In the latest legal setback for Hungarian Prime Minister Viktor Orbán, the top EU court in Luxembourg ruled that Budapest had broken Union law by restricting access to the international protection procedure for asylum applicants in transit zones and unlawfully detaining them.
The European Court of Justice said Hungary had failed to fulfil its obligation to give effective access for asylum-seekers to submit their application, who were thus confronted with “the virtual impossibility of making their application.”
Since the EU migration crisis in 2015, the Hungarian government – which has fiercely opposed the idea of taking in migrants and refugees – has repeatedly come under fire from the EU over its practices.

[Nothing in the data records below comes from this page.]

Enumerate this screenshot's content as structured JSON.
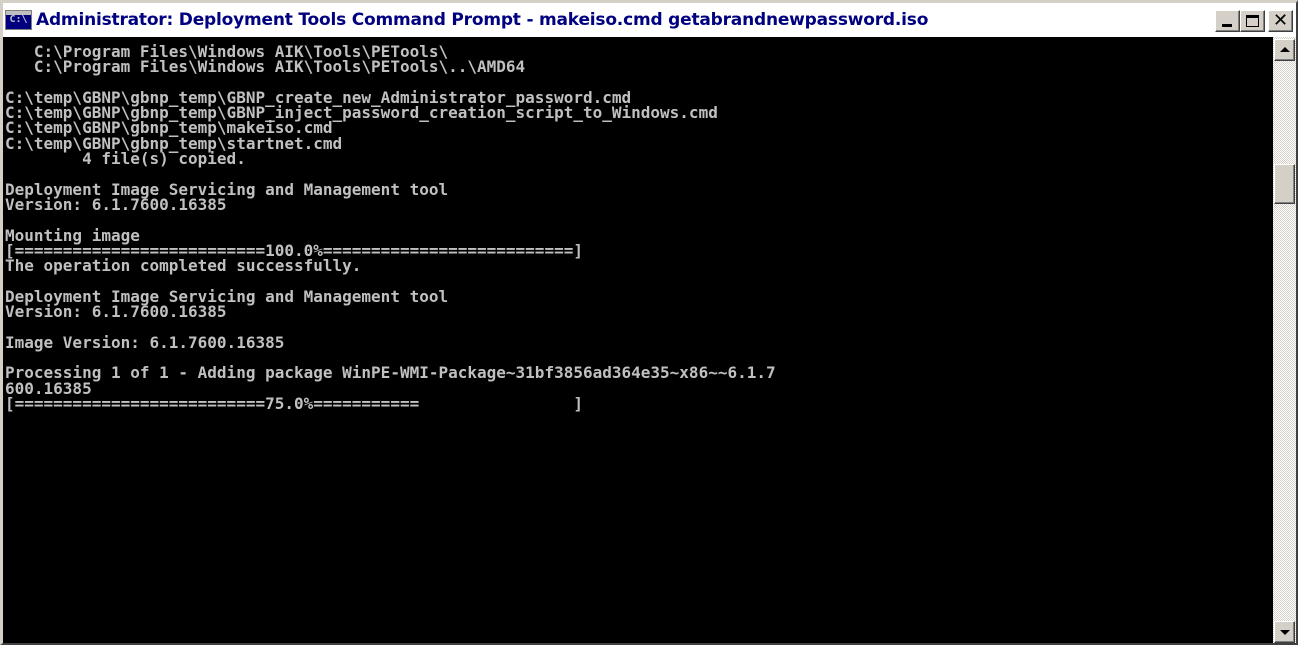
{
  "window": {
    "title": "Administrator: Deployment Tools Command Prompt - makeiso.cmd  getabrandnewpassword.iso",
    "icon": "cmd-icon",
    "icon_text": "C:\\",
    "controls": {
      "minimize": "minimize-icon",
      "maximize": "maximize-icon",
      "close_glyph": "✕"
    }
  },
  "console": {
    "lines": [
      "   C:\\Program Files\\Windows AIK\\Tools\\PETools\\",
      "   C:\\Program Files\\Windows AIK\\Tools\\PETools\\..\\AMD64",
      "",
      "C:\\temp\\GBNP\\gbnp_temp\\GBNP_create_new_Administrator_password.cmd",
      "C:\\temp\\GBNP\\gbnp_temp\\GBNP_inject_password_creation_script_to_Windows.cmd",
      "C:\\temp\\GBNP\\gbnp_temp\\makeiso.cmd",
      "C:\\temp\\GBNP\\gbnp_temp\\startnet.cmd",
      "        4 file(s) copied.",
      "",
      "Deployment Image Servicing and Management tool",
      "Version: 6.1.7600.16385",
      "",
      "Mounting image",
      "[==========================100.0%==========================]",
      "The operation completed successfully.",
      "",
      "Deployment Image Servicing and Management tool",
      "Version: 6.1.7600.16385",
      "",
      "Image Version: 6.1.7600.16385",
      "",
      "Processing 1 of 1 - Adding package WinPE-WMI-Package~31bf3856ad364e35~x86~~6.1.7",
      "600.16385",
      "[==========================75.0%===========                ]"
    ]
  },
  "colors": {
    "console_background": "#000000",
    "console_text": "#c0c0c0",
    "title_text": "#000080"
  }
}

Orbán’s government erected a fence, electrified in some places, along Hungary’s border with Serbia and Croatia in 2015, and a “transit zone” camps where migrants and asylum seekers were held, sometimes for more than a year.
The Court ruled earlier this spring that the “transit zones” amounted to detention, prompting Hungary to close down these camps.
By only allowing asylum-seekers to submit their applications in the transit zones while simultaneously “drastically limiting” the daily number of people able to access these zones Hungary went against EU law, the court said.
It also found that Hungary broke Union law when conducting pushbacks of migrants and that it failed to secure the right to stay in Hungary for migrants launching an appeal in case of a rejected asylum application.
The case is the latest in a series of legal battles between Budapest and Brussels that Hungary has lost this year.
The Court has sided with the Commission and found that restrictions imposed on the foreign financing of civil organisations in Hungary were “discriminatory and unjustified,” while the Hungarian education law that had pushed the university funded by American billionaire George Soros to move out of Budapest ran contrary to the principle of academic freedom.
Human rights watchdogs hailed the latest decision. The Hungarian Helsinki Committee said the decision was a “landmark judgment,” stating that since July 2016, Hungary had pushed back more than 50,000 migrants to Serbia.
“Today’s verdict will hopefully put an end to one of the most shameful practices in Hungarian asylum policy,” András Kristóf Kádár, Co-chair of the Hungarian Helsinki Committee said in a statement.
[Edited by Zoran Radosavljevic]